- Aichi Target 1 - By 2020, at the latest, people are aware of the values of biodiversity and the steps they can take to conserve and use it sustainably.
2018 Interim Progress Assessment
Canada is on track to meet Target 18. All 10 provinces and territories that participated in a 2018 survey reported that biodiversity values have been incorporated into elementary and secondary school curricula. Further, many reported that key concepts and terms related to biodiversity are taught across all grade levels.
Specific topics that were identified as part of school curricula include: the science of the diversity of life (e.g., habitats and communities); the role of living things within ecosystems (e.g., food webs); human impacts on biodiversity (e.g., invasive species and habitat loss); economic utility of biodiversity (e.g., ecosystem services); and, socio-cultural perspectives and the role of governments.
In addition to these classroom activities, governments across the country partner with a variety of non-governmental organizations in the design and delivery of education and awareness programs.
For example, through 3-year funding for Engaging Canadian Kids in Wildlife Conservation, Environment and Climate Change Canada is helping organizations to educate and engage children aged 6 to 12 about Canadian wildlife conservation, the protection of Canada’s biodiversity, and key threats to biodiversity such as climate change. In particular, this funding supports programming designed to: (1) increase kids’ knowledge and awareness of Canada’s wildlife, including threats to wildlife and habitat, and how to conserve and recover species at risk; (2) provide kids with opportunities to get involved in activities that help conserve nature; and (3) inspire kids to be active stewards of the natural world.
The Ontario Children’s Outdoor Charter aims to get children outside to discover and connect with the wonders of nature. The Charter is an awareness initiative that encourages children to explore and experience Ontario's biodiversity by participating in 12 recommended activities: follow a trail, explore a park, harvest something to eat, swim in a lake, paddle a canoe, play in the snow, build an outdoor fort, visit a farm, camp under the stars, go fishing, observe plants and wildlife, and create an outdoor adventure. It features an activity passport for kids to use to record their outdoor activities, and a poster to promote the initiative. The idea is that children who connect with nature grow up caring for the Earth and helping to conserve biodiversity.
Canadians have a high degree of awareness of the importance of nature. The 2014 report on results of the Canadian Nature Survey revealed that over 90% of Canadian adults were aware of specific ecosystem services that nature provides such as clean air and water, fertile soil, places for recreation, and pollination. In addition, 24% of Canadian adults – 6.4 million people – indicated that they participate in voluntary nature conservation activities, such as citizen science (when members of the general public participate in the collection and analysis of data).
A 2015 national public opinion poll found that 89% of Canadians agree that preventing the extinction of wild plants and animals in Canada is important. A separate poll of Canadian children ages 8-11 found that 85% of those surveyed said it was ‘very important’ to do things to protect the environment. Species extinction was identified by the majority of kids (69%) as the environmental issue of greatest importance to them.

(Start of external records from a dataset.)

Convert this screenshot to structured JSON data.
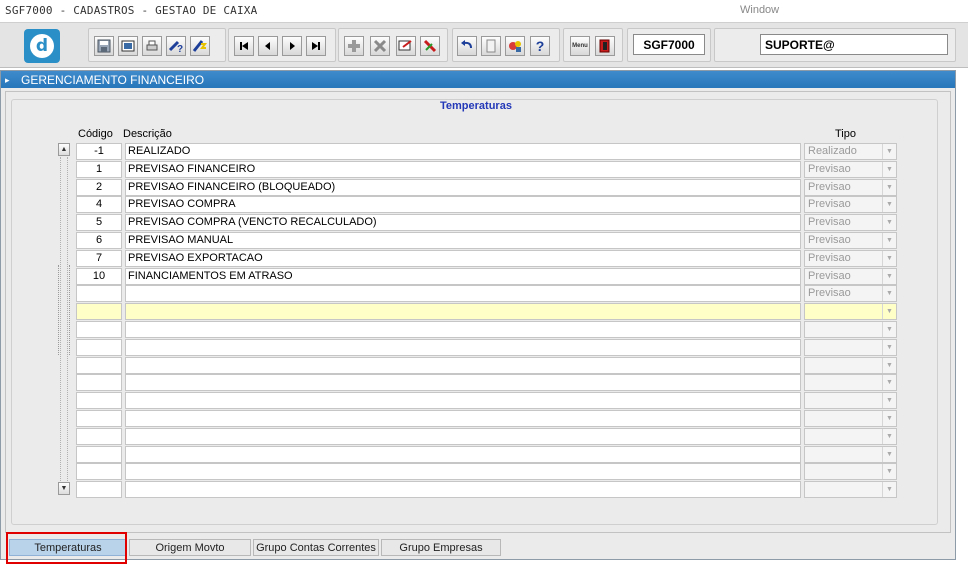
{
  "titlebar": {
    "title": "SGF7000 - CADASTROS - GESTAO DE CAIXA",
    "window_menu": "Window"
  },
  "toolbar": {
    "form_code": "SGF7000",
    "user": "SUPORTE@",
    "icons": [
      "save-icon",
      "print-preview-icon",
      "print-icon",
      "query-help-icon",
      "execute-query-icon",
      "first-record-icon",
      "previous-record-icon",
      "next-record-icon",
      "last-record-icon",
      "insert-record-icon",
      "delete-record-icon",
      "duplicate-icon",
      "clear-icon",
      "undo-icon",
      "copy-icon",
      "settings-icon",
      "help-icon",
      "menu-icon",
      "exit-icon"
    ],
    "help_glyph": "?",
    "menu_glyph": "Menu"
  },
  "window": {
    "header_title": "GERENCIAMENTO FINANCEIRO",
    "frame_title": "Temperaturas"
  },
  "grid": {
    "headers": {
      "code": "Código",
      "description": "Descrição",
      "tipo": "Tipo"
    },
    "rows": [
      {
        "code": "-1",
        "description": "REALIZADO",
        "tipo": "Realizado"
      },
      {
        "code": "1",
        "description": "PREVISAO FINANCEIRO",
        "tipo": "Previsao"
      },
      {
        "code": "2",
        "description": "PREVISAO FINANCEIRO (BLOQUEADO)",
        "tipo": "Previsao"
      },
      {
        "code": "4",
        "description": "PREVISAO COMPRA",
        "tipo": "Previsao"
      },
      {
        "code": "5",
        "description": "PREVISAO COMPRA (VENCTO RECALCULADO)",
        "tipo": "Previsao"
      },
      {
        "code": "6",
        "description": "PREVISAO MANUAL",
        "tipo": "Previsao"
      },
      {
        "code": "7",
        "description": "PREVISAO EXPORTACAO",
        "tipo": "Previsao"
      },
      {
        "code": "10",
        "description": "FINANCIAMENTOS EM ATRASO",
        "tipo": "Previsao"
      },
      {
        "code": "",
        "description": "",
        "tipo": "Previsao"
      },
      {
        "code": "",
        "description": "",
        "tipo": ""
      },
      {
        "code": "",
        "description": "",
        "tipo": ""
      },
      {
        "code": "",
        "description": "",
        "tipo": ""
      },
      {
        "code": "",
        "description": "",
        "tipo": ""
      },
      {
        "code": "",
        "description": "",
        "tipo": ""
      },
      {
        "code": "",
        "description": "",
        "tipo": ""
      },
      {
        "code": "",
        "description": "",
        "tipo": ""
      },
      {
        "code": "",
        "description": "",
        "tipo": ""
      },
      {
        "code": "",
        "description": "",
        "tipo": ""
      },
      {
        "code": "",
        "description": "",
        "tipo": ""
      },
      {
        "code": "",
        "description": "",
        "tipo": ""
      }
    ],
    "active_row": 9
  },
  "tabs": [
    {
      "label": "Temperaturas",
      "selected": true
    },
    {
      "label": "Origem Movto",
      "selected": false
    },
    {
      "label": "Grupo Contas Correntes",
      "selected": false
    },
    {
      "label": "Grupo Empresas",
      "selected": false
    }
  ],
  "colors": {
    "accent": "#2776bb",
    "frame_title": "#2338b8",
    "active_row": "#ffffc8",
    "highlight": "#e00000"
  }
}
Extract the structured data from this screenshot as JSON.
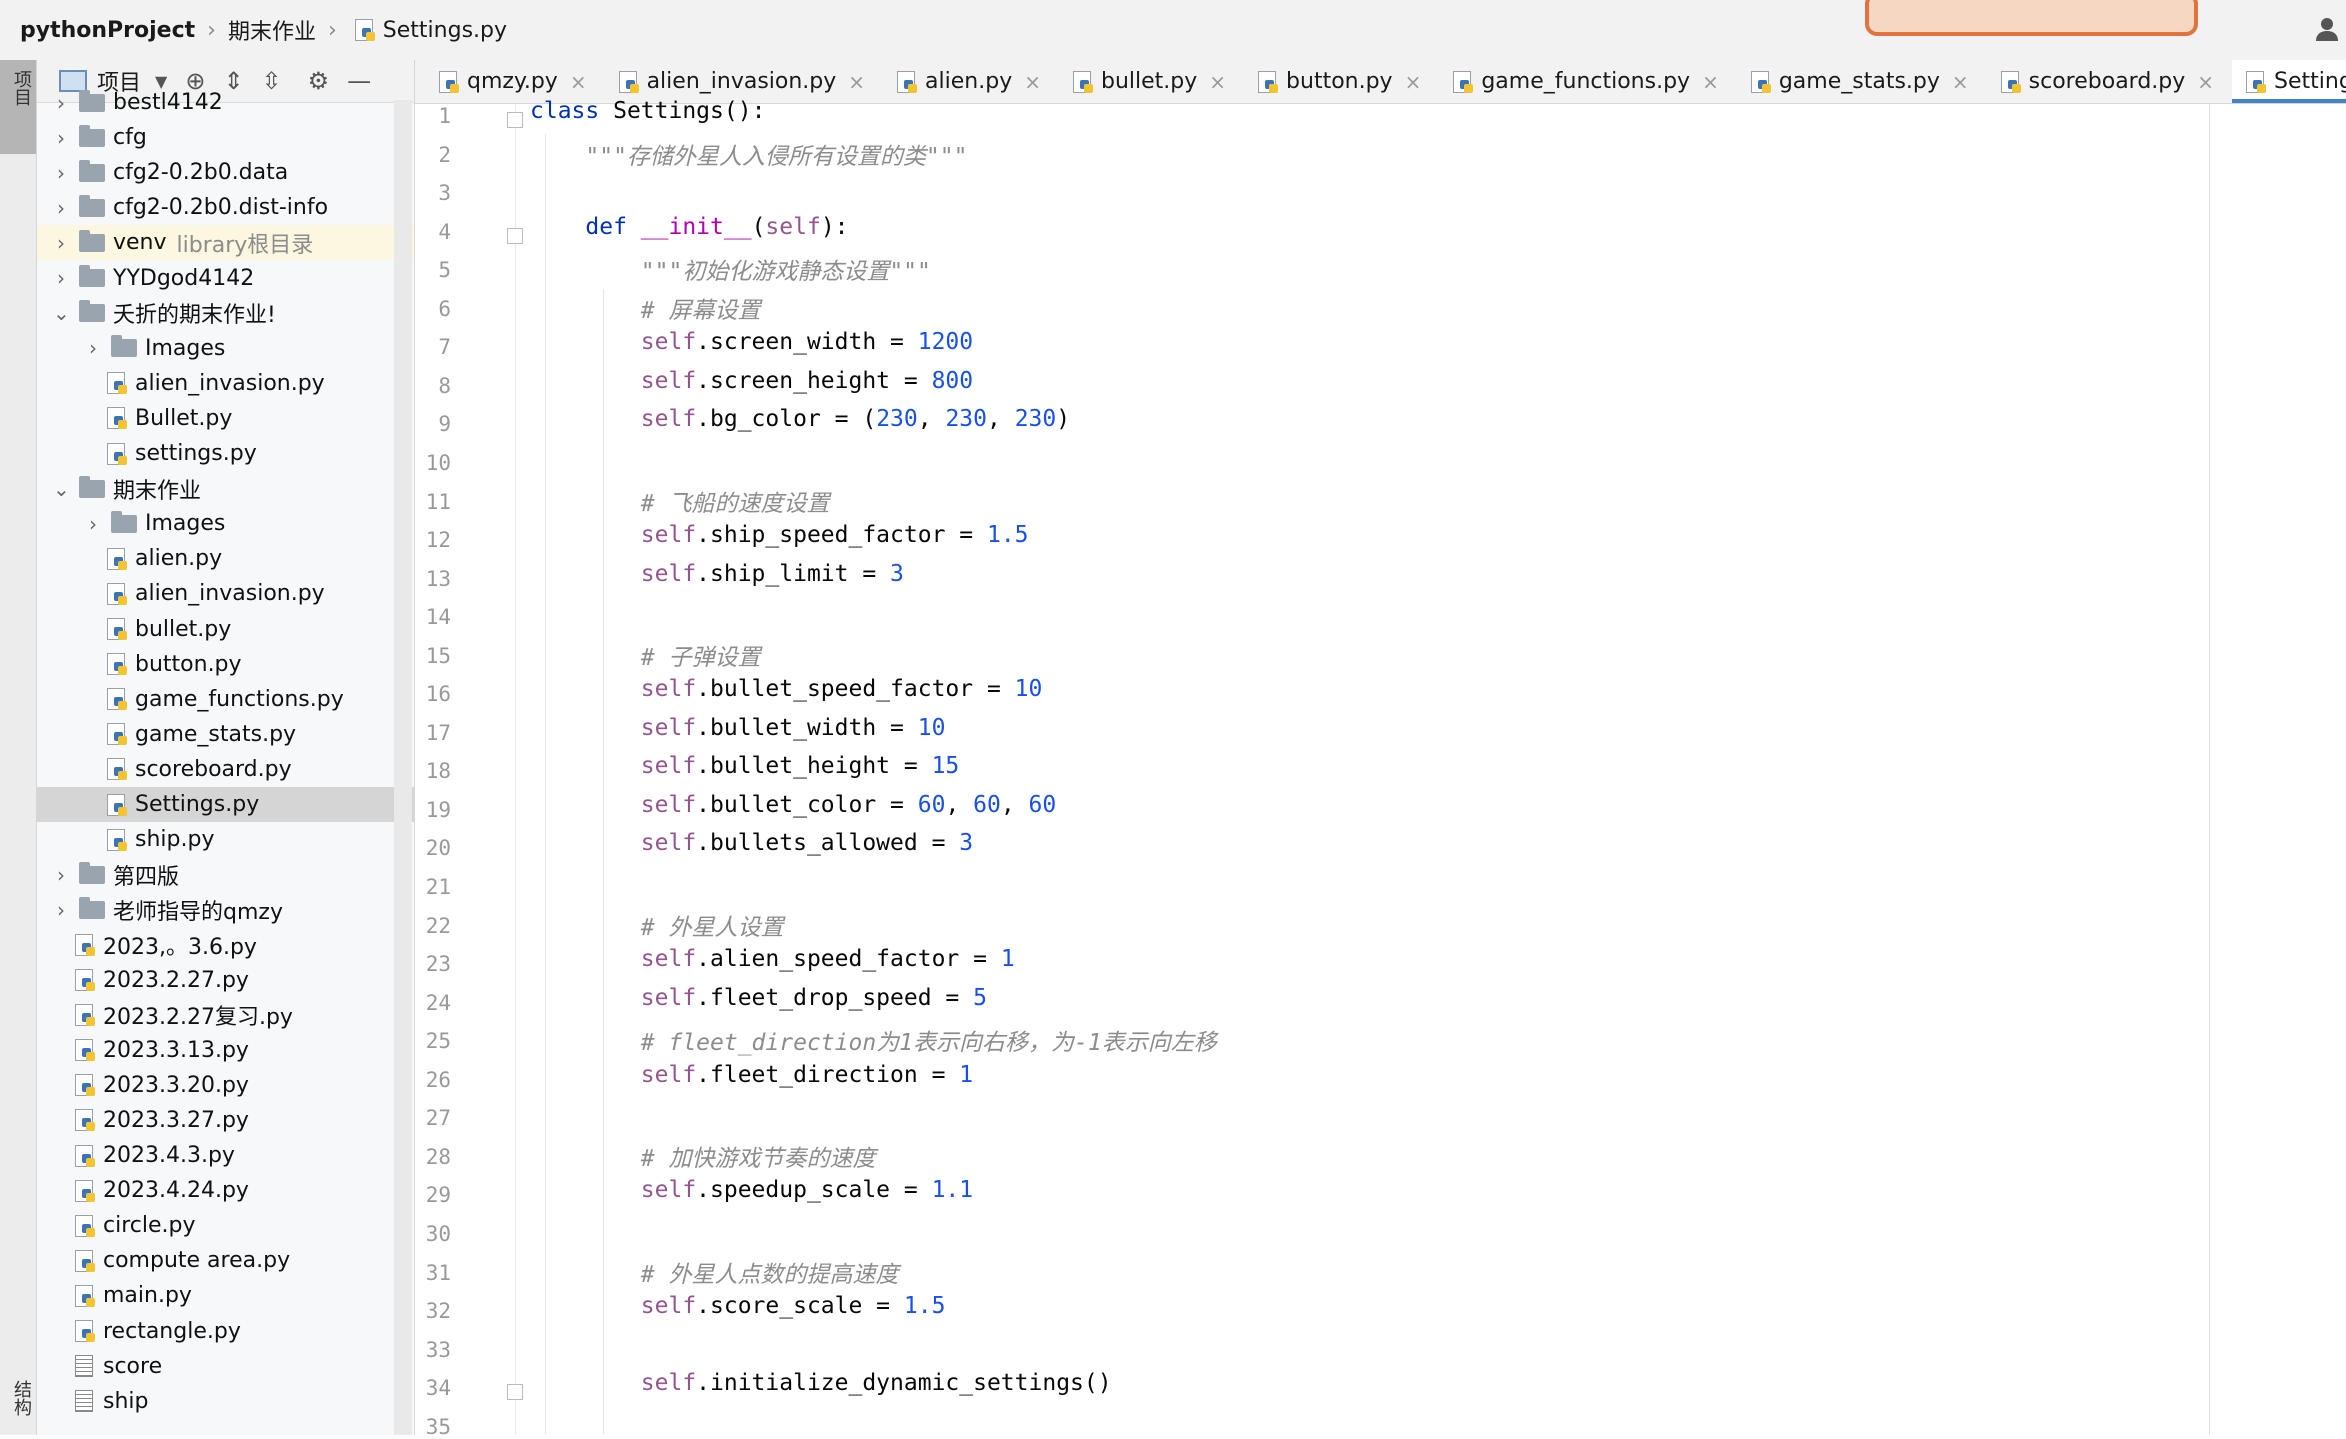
{
  "breadcrumb": {
    "project": "pythonProject",
    "folder": "期末作业",
    "file": "Settings.py"
  },
  "sidebar_stripe": {
    "top_label": "项目",
    "bottom_label": "结构"
  },
  "project_panel": {
    "title": "项目"
  },
  "tree": [
    {
      "label": "bestl4142",
      "type": "folder",
      "level": 1,
      "expanded": false
    },
    {
      "label": "cfg",
      "type": "folder",
      "level": 1,
      "expanded": false
    },
    {
      "label": "cfg2-0.2b0.data",
      "type": "folder",
      "level": 1,
      "expanded": false
    },
    {
      "label": "cfg2-0.2b0.dist-info",
      "type": "folder",
      "level": 1,
      "expanded": false
    },
    {
      "label": "venv",
      "type": "folder",
      "level": 1,
      "expanded": false,
      "suffix": "library根目录"
    },
    {
      "label": "YYDgod4142",
      "type": "folder",
      "level": 1,
      "expanded": false
    },
    {
      "label": "夭折的期末作业!",
      "type": "folder",
      "level": 1,
      "expanded": true
    },
    {
      "label": "Images",
      "type": "folder",
      "level": 2,
      "expanded": false
    },
    {
      "label": "alien_invasion.py",
      "type": "py",
      "level": 2
    },
    {
      "label": "Bullet.py",
      "type": "py",
      "level": 2
    },
    {
      "label": "settings.py",
      "type": "py",
      "level": 2
    },
    {
      "label": "期末作业",
      "type": "folder",
      "level": 1,
      "expanded": true
    },
    {
      "label": "Images",
      "type": "folder",
      "level": 2,
      "expanded": false
    },
    {
      "label": "alien.py",
      "type": "py",
      "level": 2
    },
    {
      "label": "alien_invasion.py",
      "type": "py",
      "level": 2
    },
    {
      "label": "bullet.py",
      "type": "py",
      "level": 2
    },
    {
      "label": "button.py",
      "type": "py",
      "level": 2
    },
    {
      "label": "game_functions.py",
      "type": "py",
      "level": 2
    },
    {
      "label": "game_stats.py",
      "type": "py",
      "level": 2
    },
    {
      "label": "scoreboard.py",
      "type": "py",
      "level": 2
    },
    {
      "label": "Settings.py",
      "type": "py",
      "level": 2,
      "selected": true
    },
    {
      "label": "ship.py",
      "type": "py",
      "level": 2
    },
    {
      "label": "第四版",
      "type": "folder",
      "level": 1,
      "expanded": false
    },
    {
      "label": "老师指导的qmzy",
      "type": "folder",
      "level": 1,
      "expanded": false
    },
    {
      "label": "2023,。3.6.py",
      "type": "py",
      "level": 1
    },
    {
      "label": "2023.2.27.py",
      "type": "py",
      "level": 1
    },
    {
      "label": "2023.2.27复习.py",
      "type": "py",
      "level": 1
    },
    {
      "label": "2023.3.13.py",
      "type": "py",
      "level": 1
    },
    {
      "label": "2023.3.20.py",
      "type": "py",
      "level": 1
    },
    {
      "label": "2023.3.27.py",
      "type": "py",
      "level": 1
    },
    {
      "label": "2023.4.3.py",
      "type": "py",
      "level": 1
    },
    {
      "label": "2023.4.24.py",
      "type": "py",
      "level": 1
    },
    {
      "label": "circle.py",
      "type": "py",
      "level": 1
    },
    {
      "label": "compute area.py",
      "type": "py",
      "level": 1
    },
    {
      "label": "main.py",
      "type": "py",
      "level": 1
    },
    {
      "label": "rectangle.py",
      "type": "py",
      "level": 1
    },
    {
      "label": "score",
      "type": "txt",
      "level": 1
    },
    {
      "label": "ship",
      "type": "txt",
      "level": 1
    }
  ],
  "tabs": [
    {
      "label": "qmzy.py"
    },
    {
      "label": "alien_invasion.py"
    },
    {
      "label": "alien.py"
    },
    {
      "label": "bullet.py"
    },
    {
      "label": "button.py"
    },
    {
      "label": "game_functions.py"
    },
    {
      "label": "game_stats.py"
    },
    {
      "label": "scoreboard.py"
    },
    {
      "label": "Settings.py",
      "active": true
    }
  ],
  "code_lines": [
    [
      [
        "kw",
        "class "
      ],
      [
        "p",
        "Settings():"
      ]
    ],
    [
      [
        "p",
        "    "
      ],
      [
        "doc",
        "\"\"\"存储外星人入侵所有设置的类\"\"\""
      ]
    ],
    [],
    [
      [
        "p",
        "    "
      ],
      [
        "kw",
        "def "
      ],
      [
        "fn",
        "__init__"
      ],
      [
        "p",
        "("
      ],
      [
        "selfk",
        "self"
      ],
      [
        "p",
        "):"
      ]
    ],
    [
      [
        "p",
        "        "
      ],
      [
        "doc",
        "\"\"\"初始化游戏静态设置\"\"\""
      ]
    ],
    [
      [
        "p",
        "        "
      ],
      [
        "cmt",
        "# 屏幕设置"
      ]
    ],
    [
      [
        "p",
        "        "
      ],
      [
        "selfk",
        "self"
      ],
      [
        "p",
        ".screen_width = "
      ],
      [
        "num",
        "1200"
      ]
    ],
    [
      [
        "p",
        "        "
      ],
      [
        "selfk",
        "self"
      ],
      [
        "p",
        ".screen_height = "
      ],
      [
        "num",
        "800"
      ]
    ],
    [
      [
        "p",
        "        "
      ],
      [
        "selfk",
        "self"
      ],
      [
        "p",
        ".bg_color = ("
      ],
      [
        "num",
        "230"
      ],
      [
        "p",
        ", "
      ],
      [
        "num",
        "230"
      ],
      [
        "p",
        ", "
      ],
      [
        "num",
        "230"
      ],
      [
        "p",
        ")"
      ]
    ],
    [],
    [
      [
        "p",
        "        "
      ],
      [
        "cmt",
        "# 飞船的速度设置"
      ]
    ],
    [
      [
        "p",
        "        "
      ],
      [
        "selfk",
        "self"
      ],
      [
        "p",
        ".ship_speed_factor = "
      ],
      [
        "num",
        "1.5"
      ]
    ],
    [
      [
        "p",
        "        "
      ],
      [
        "selfk",
        "self"
      ],
      [
        "p",
        ".ship_limit = "
      ],
      [
        "num",
        "3"
      ]
    ],
    [],
    [
      [
        "p",
        "        "
      ],
      [
        "cmt",
        "# 子弹设置"
      ]
    ],
    [
      [
        "p",
        "        "
      ],
      [
        "selfk",
        "self"
      ],
      [
        "p",
        ".bullet_speed_factor = "
      ],
      [
        "num",
        "10"
      ]
    ],
    [
      [
        "p",
        "        "
      ],
      [
        "selfk",
        "self"
      ],
      [
        "p",
        ".bullet_width = "
      ],
      [
        "num",
        "10"
      ]
    ],
    [
      [
        "p",
        "        "
      ],
      [
        "selfk",
        "self"
      ],
      [
        "p",
        ".bullet_height = "
      ],
      [
        "num",
        "15"
      ]
    ],
    [
      [
        "p",
        "        "
      ],
      [
        "selfk",
        "self"
      ],
      [
        "p",
        ".bullet_color = "
      ],
      [
        "num",
        "60"
      ],
      [
        "p",
        ", "
      ],
      [
        "num",
        "60"
      ],
      [
        "p",
        ", "
      ],
      [
        "num",
        "60"
      ]
    ],
    [
      [
        "p",
        "        "
      ],
      [
        "selfk",
        "self"
      ],
      [
        "p",
        ".bullets_allowed = "
      ],
      [
        "num",
        "3"
      ]
    ],
    [],
    [
      [
        "p",
        "        "
      ],
      [
        "cmt",
        "# 外星人设置"
      ]
    ],
    [
      [
        "p",
        "        "
      ],
      [
        "selfk",
        "self"
      ],
      [
        "p",
        ".alien_speed_factor = "
      ],
      [
        "num",
        "1"
      ]
    ],
    [
      [
        "p",
        "        "
      ],
      [
        "selfk",
        "self"
      ],
      [
        "p",
        ".fleet_drop_speed = "
      ],
      [
        "num",
        "5"
      ]
    ],
    [
      [
        "p",
        "        "
      ],
      [
        "cmt",
        "# fleet_direction为1表示向右移，为-1表示向左移"
      ]
    ],
    [
      [
        "p",
        "        "
      ],
      [
        "selfk",
        "self"
      ],
      [
        "p",
        ".fleet_direction = "
      ],
      [
        "num",
        "1"
      ]
    ],
    [],
    [
      [
        "p",
        "        "
      ],
      [
        "cmt",
        "# 加快游戏节奏的速度"
      ]
    ],
    [
      [
        "p",
        "        "
      ],
      [
        "selfk",
        "self"
      ],
      [
        "p",
        ".speedup_scale = "
      ],
      [
        "num",
        "1.1"
      ]
    ],
    [],
    [
      [
        "p",
        "        "
      ],
      [
        "cmt",
        "# 外星人点数的提高速度"
      ]
    ],
    [
      [
        "p",
        "        "
      ],
      [
        "selfk",
        "self"
      ],
      [
        "p",
        ".score_scale = "
      ],
      [
        "num",
        "1.5"
      ]
    ],
    [],
    [
      [
        "p",
        "        "
      ],
      [
        "selfk",
        "self"
      ],
      [
        "p",
        ".initialize_dynamic_settings()"
      ]
    ],
    []
  ],
  "line_numbers": [
    "1",
    "2",
    "3",
    "4",
    "5",
    "6",
    "7",
    "8",
    "9",
    "10",
    "11",
    "12",
    "13",
    "14",
    "15",
    "16",
    "17",
    "18",
    "19",
    "20",
    "21",
    "22",
    "23",
    "24",
    "25",
    "26",
    "27",
    "28",
    "29",
    "30",
    "31",
    "32",
    "33",
    "34",
    "35"
  ]
}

Canada is also actively involved in a number of international initiatives related to Aichi Target 1. For example, Canada co-leads the global #NatureForAll initiative, which aims to build broad-based public and cross-sectoral support and action for biodiversity conservation around the world. #NatureForAll brings together more than 230 organizations focused on inspiring love, support, and action for biodiversity conservation around the world. #NatureForAll is based on the knowledge that personal experiences with the natural world provide powerful benefits for individual and societal health, well-being, and resilience; and, are the foundation for the lifelong support of and commitment to biodiversity conservation.